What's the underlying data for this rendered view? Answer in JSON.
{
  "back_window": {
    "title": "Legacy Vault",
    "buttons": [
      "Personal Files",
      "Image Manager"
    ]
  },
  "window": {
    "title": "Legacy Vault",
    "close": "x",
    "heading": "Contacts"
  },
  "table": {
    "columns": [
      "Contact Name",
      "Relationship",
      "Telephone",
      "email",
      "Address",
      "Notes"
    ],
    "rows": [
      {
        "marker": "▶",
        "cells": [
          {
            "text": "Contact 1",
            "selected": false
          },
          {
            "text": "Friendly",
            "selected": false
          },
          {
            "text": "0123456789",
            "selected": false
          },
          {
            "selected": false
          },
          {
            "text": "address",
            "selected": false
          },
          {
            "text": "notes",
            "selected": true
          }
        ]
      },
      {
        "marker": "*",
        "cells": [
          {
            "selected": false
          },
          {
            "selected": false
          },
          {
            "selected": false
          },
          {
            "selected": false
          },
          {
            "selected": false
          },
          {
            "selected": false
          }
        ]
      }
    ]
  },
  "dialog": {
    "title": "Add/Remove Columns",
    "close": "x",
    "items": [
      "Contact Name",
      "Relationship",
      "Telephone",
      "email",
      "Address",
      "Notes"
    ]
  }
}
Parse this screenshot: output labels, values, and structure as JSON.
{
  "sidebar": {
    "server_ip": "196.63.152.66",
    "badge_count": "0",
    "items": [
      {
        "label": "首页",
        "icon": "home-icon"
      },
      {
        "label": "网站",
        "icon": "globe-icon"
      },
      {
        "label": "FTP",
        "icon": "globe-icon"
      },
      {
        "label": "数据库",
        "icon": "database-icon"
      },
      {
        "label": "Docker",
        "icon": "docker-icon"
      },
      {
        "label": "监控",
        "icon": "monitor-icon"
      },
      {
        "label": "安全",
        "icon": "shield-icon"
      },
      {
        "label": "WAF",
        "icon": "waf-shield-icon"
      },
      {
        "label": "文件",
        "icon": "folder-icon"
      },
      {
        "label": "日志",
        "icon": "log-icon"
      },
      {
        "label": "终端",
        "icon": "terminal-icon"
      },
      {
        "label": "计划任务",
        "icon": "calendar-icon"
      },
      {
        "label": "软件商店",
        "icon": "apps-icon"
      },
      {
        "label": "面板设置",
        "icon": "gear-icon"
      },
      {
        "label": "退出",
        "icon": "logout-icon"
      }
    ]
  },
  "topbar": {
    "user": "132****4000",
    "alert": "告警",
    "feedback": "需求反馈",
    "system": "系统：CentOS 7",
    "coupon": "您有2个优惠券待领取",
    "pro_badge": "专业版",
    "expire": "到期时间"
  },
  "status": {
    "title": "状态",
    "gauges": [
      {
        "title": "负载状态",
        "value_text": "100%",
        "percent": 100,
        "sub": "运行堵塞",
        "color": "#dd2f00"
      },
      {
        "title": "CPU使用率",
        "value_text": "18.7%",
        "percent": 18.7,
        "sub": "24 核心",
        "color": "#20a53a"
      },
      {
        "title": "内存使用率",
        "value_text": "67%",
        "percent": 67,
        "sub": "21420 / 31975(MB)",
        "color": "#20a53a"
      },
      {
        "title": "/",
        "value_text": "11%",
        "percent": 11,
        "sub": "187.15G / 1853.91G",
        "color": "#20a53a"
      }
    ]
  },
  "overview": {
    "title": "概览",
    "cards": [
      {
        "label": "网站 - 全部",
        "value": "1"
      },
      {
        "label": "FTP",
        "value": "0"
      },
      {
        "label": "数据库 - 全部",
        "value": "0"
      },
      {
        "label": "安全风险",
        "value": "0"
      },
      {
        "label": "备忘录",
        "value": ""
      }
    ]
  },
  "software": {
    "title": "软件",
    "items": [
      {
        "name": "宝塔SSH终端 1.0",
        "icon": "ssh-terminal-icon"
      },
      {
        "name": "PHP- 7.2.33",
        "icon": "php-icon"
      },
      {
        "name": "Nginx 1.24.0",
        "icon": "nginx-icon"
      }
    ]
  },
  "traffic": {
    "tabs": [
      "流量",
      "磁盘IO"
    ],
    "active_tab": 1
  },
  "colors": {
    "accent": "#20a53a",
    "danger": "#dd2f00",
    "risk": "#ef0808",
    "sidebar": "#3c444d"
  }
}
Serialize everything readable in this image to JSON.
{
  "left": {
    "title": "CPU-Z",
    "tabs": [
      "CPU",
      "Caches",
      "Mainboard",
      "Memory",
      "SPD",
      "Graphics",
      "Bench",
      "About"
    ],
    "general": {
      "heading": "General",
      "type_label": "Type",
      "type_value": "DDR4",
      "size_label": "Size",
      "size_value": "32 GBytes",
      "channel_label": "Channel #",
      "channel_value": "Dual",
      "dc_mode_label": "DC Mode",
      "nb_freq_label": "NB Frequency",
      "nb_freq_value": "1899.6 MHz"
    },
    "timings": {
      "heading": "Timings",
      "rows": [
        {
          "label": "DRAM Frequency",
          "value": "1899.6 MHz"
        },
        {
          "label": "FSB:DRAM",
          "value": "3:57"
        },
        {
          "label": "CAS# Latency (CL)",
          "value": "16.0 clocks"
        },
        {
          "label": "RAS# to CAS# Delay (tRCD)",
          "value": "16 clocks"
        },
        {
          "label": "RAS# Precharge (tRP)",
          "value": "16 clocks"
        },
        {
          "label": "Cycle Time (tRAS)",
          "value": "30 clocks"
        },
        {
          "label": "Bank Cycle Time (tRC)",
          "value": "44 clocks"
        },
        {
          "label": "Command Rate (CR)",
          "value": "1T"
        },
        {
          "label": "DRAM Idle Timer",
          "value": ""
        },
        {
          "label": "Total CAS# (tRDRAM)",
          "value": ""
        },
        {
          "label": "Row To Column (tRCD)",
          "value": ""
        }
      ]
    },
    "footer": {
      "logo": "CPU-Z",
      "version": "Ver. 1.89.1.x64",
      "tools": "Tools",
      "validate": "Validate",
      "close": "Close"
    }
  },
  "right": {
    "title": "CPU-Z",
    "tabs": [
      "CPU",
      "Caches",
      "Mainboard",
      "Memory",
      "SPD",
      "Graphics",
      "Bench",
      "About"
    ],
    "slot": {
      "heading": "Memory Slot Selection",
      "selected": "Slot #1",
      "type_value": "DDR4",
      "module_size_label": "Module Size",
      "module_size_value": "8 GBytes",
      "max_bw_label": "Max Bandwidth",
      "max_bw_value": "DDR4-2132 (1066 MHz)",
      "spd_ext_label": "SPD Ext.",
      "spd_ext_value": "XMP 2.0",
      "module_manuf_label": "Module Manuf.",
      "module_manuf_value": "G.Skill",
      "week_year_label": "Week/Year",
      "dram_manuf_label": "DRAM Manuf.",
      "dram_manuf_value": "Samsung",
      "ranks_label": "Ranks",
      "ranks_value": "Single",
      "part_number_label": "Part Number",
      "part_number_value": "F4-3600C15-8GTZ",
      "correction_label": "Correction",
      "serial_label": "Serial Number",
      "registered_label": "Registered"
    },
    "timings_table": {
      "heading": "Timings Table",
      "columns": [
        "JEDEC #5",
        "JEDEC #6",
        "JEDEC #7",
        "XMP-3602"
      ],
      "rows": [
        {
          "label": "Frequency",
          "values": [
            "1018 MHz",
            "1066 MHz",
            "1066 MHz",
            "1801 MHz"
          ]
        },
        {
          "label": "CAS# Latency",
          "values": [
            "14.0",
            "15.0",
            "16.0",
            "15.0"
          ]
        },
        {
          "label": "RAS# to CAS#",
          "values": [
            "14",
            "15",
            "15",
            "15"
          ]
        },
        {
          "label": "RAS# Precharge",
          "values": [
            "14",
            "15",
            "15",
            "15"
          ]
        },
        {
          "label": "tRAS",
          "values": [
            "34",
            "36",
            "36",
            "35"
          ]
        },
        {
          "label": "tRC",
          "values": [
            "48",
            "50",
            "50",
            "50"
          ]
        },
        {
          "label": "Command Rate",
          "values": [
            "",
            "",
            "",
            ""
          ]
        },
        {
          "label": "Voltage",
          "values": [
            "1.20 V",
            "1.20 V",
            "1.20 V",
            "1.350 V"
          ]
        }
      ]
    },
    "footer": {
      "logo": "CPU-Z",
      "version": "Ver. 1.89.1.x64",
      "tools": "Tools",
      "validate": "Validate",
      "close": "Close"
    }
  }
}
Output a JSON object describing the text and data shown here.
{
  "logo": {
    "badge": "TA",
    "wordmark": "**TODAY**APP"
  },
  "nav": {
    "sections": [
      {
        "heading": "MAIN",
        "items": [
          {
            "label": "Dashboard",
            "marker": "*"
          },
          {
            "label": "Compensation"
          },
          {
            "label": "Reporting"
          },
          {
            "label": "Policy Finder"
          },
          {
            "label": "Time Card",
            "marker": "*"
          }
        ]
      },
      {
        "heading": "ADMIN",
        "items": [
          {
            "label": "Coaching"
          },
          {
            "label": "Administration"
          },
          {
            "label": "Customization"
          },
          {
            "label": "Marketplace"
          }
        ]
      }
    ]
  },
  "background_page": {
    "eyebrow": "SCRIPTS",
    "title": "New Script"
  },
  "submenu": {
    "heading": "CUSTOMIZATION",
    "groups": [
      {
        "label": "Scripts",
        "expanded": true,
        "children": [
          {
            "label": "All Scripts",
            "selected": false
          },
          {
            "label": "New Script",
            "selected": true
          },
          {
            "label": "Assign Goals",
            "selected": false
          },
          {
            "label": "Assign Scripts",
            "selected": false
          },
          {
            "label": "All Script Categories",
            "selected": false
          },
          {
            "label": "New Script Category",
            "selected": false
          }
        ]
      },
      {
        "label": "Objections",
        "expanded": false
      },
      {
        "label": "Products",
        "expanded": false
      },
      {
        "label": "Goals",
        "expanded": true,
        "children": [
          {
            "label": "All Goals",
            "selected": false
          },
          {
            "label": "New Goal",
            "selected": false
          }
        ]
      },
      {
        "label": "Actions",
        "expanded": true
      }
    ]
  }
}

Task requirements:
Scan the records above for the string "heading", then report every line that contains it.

Task result:
    "heading": "Contacts"
      "heading": "General",
      "heading": "Timings",
      "heading": "Memory Slot Selection",
      "heading": "Timings Table",
        "heading": "MAIN",
        "heading": "ADMIN",
    "heading": "CUSTOMIZATION",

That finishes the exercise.